Please don’t get defensive about this, I’m just passing on my experience as a new user (and a retired software designer).

I’ve got the hang of it now, but the #1 problem that made S “hard to learn” for me was the formatting dialog of the compile option. It makes sense to you, but this is what a new user thinks when he/she sees this dialog.

Why are there three lines with the same thing in them (a new user doesn’t notice the difference in the small icons)?

What is this “Level” stuff you speak of? I’ve never heard of “Levels.”

What is the “1+” business?

I’ve got three lines that look the same, and why would I check Title in one but not another… What?

What is this synopsis and notes stuff?

What does a checkmark mean? That I have a title for… What?

In other words, to a newbie, you’ve got a lot of new, unexplained stuff, and no information on what a check mark signifies. Perhaps something that is less concise, but more meaningful.

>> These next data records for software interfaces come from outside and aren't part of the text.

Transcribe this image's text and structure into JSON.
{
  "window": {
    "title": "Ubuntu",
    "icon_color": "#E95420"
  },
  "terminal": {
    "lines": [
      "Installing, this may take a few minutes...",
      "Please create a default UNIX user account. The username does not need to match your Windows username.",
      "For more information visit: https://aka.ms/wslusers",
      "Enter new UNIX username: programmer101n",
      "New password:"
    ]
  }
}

First impressions aside, have you gone through the relevant section (§22.8, pg. 205–7) in the user manual which explains this section of the compiler? We do realise that there is a lot of stuff here, it’s a powerful multi-level (think of levels in terms of outlining, where indented items are on a different “level” than their parents) system that can adapt to nearly any outlining method, so a certain degree of opacity is to be expected. We do have some ideas for making this a bit more intuitive in the future. For example we are testing a system on the Mac right now where when you click on these rows it will highlight all matching examples in the Binder behind the compile window. So you can click on a “Level 1+” text file and see all of the text files in the Draft section highlighted, or a Level 2+ folder and see only those folders indented past the top level of the outline selected. Like I say it’s an experiment, and it might be changed in the future, but we do want to address a more intuitive mapping between what you see in the formatting rules and what will happen on output.

Don’t change it! It surprised me when I first saw it, but it’s a really good feature. :smiley:

Well, any changes we make will be to make it better—the basic idea is staying. One of the problems with the system right now is that it highlights the Binder, but the project window focus is disabled while Compile is open. Hence, if you had scrolled off to the Research section you won’t see any highlights, and you can’t scroll back up without leaving compile. So that’s one problem with the current system. :slight_smile:

I don’t think that’s entirely fair on yourselves… It automatically scrolls your binder to show you active documents. You are right, though, that you can’t then scroll though to check if a particular document is of a certain level.

So as a feature that shows you the kind of documents that are at certain levels, but if you have a particularly long and complicated manuscript structure you might not be able to verify whether specific docs are captured by a specific rule.

True, I phrased that incorrectly, it’s the ability to scroll to precise areas of the binder you are interested in that suffers—my main point was that the idea in general to highlight directly in the outline structure is something that will stick. We’ve had good feedback on that, and I’ve seen a drop in questions about “levels” in the Mac side of the forum since it was implemented.

[size=150]Down with modal dialog windows!![/size] :open_mouth:

Ha, well in some cases they are a necessary evil to avoid a huge job that doesn’t really provide all that much advantage in the end. With Compile specifically, it has to pull a lot of information from the project binder for the Contents pane. Thus to make it non-modal, you’d have to constantly send messages to it whenever anything changed in the project window. It would be a whole lot of programming, and potential for error, and waste of computer processing time, just to make it so you can leave the Compile window open, or scroll the binder a bit while using it. Another example is Project Statistics. It has to build a static representation (it actually does a quick compile in the background) of the text to get an accurate count, and it can take a lot of processing time to do that. So if the project were left unlocked, it would have to be processing over and over, each time you hit a key. It would make the software unusable, thus rendering non-modality pointless. We do try to avoid them when we can though. :slight_smile: